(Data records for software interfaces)
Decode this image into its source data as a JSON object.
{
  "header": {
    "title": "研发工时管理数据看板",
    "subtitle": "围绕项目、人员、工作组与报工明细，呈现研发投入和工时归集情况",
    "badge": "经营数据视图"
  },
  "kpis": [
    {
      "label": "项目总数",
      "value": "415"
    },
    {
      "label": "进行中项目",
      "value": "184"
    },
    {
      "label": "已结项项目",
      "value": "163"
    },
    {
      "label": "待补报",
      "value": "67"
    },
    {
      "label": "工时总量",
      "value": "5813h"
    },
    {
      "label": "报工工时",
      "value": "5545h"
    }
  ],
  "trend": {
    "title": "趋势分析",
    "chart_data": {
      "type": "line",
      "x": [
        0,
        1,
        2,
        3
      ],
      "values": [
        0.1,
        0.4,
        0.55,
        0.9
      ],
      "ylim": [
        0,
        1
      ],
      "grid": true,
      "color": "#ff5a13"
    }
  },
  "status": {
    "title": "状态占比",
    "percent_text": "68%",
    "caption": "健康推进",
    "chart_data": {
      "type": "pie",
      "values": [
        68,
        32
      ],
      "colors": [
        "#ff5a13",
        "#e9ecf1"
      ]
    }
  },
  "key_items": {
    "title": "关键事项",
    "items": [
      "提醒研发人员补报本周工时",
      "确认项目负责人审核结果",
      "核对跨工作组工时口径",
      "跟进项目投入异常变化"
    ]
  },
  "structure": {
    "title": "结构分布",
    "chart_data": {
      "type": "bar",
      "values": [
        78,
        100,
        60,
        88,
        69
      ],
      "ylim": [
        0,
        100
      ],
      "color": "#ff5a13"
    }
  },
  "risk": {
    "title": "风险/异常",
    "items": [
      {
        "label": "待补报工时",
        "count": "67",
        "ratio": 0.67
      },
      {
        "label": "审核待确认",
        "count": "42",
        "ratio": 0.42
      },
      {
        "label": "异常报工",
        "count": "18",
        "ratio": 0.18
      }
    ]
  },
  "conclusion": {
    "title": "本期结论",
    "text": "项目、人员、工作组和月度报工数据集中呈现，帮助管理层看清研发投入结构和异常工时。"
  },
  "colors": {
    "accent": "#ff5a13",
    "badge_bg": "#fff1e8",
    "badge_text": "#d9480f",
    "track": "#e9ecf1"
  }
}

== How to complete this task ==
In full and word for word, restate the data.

== Exercise output ==
Decode this image into its source data as a JSON object.
{
  "header": {
    "title": "研发工时管理数据看板",
    "subtitle": "围绕项目、人员、工作组与报工明细，呈现研发投入和工时归集情况",
    "badge": "经营数据视图"
  },
  "kpis": [
    {
      "label": "项目总数",
      "value": "415"
    },
    {
      "label": "进行中项目",
      "value": "184"
    },
    {
      "label": "已结项项目",
      "value": "163"
    },
    {
      "label": "待补报",
      "value": "67"
    },
    {
      "label": "工时总量",
      "value": "5813h"
    },
    {
      "label": "报工工时",
      "value": "5545h"
    }
  ],
  "trend": {
    "title": "趋势分析",
    "chart_data": {
      "type": "line",
      "x": [
        0,
        1,
        2,
        3
      ],
      "values": [
        0.1,
        0.4,
        0.55,
        0.9
      ],
      "ylim": [
        0,
        1
      ],
      "grid": true,
      "color": "#ff5a13"
    }
  },
  "status": {
    "title": "状态占比",
    "percent_text": "68%",
    "caption": "健康推进",
    "chart_data": {
      "type": "pie",
      "values": [
        68,
        32
      ],
      "colors": [
        "#ff5a13",
        "#e9ecf1"
      ]
    }
  },
  "key_items": {
    "title": "关键事项",
    "items": [
      "提醒研发人员补报本周工时",
      "确认项目负责人审核结果",
      "核对跨工作组工时口径",
      "跟进项目投入异常变化"
    ]
  },
  "structure": {
    "title": "结构分布",
    "chart_data": {
      "type": "bar",
      "values": [
        78,
        100,
        60,
        88,
        69
      ],
      "ylim": [
        0,
        100
      ],
      "color": "#ff5a13"
    }
  },
  "risk": {
    "title": "风险/异常",
    "items": [
      {
        "label": "待补报工时",
        "count": "67",
        "ratio": 0.67
      },
      {
        "label": "审核待确认",
        "count": "42",
        "ratio": 0.42
      },
      {
        "label": "异常报工",
        "count": "18",
        "ratio": 0.18
      }
    ]
  },
  "conclusion": {
    "title": "本期结论",
    "text": "项目、人员、工作组和月度报工数据集中呈现，帮助管理层看清研发投入结构和异常工时。"
  },
  "colors": {
    "accent": "#ff5a13",
    "badge_bg": "#fff1e8",
    "badge_text": "#d9480f",
    "track": "#e9ecf1"
  }
}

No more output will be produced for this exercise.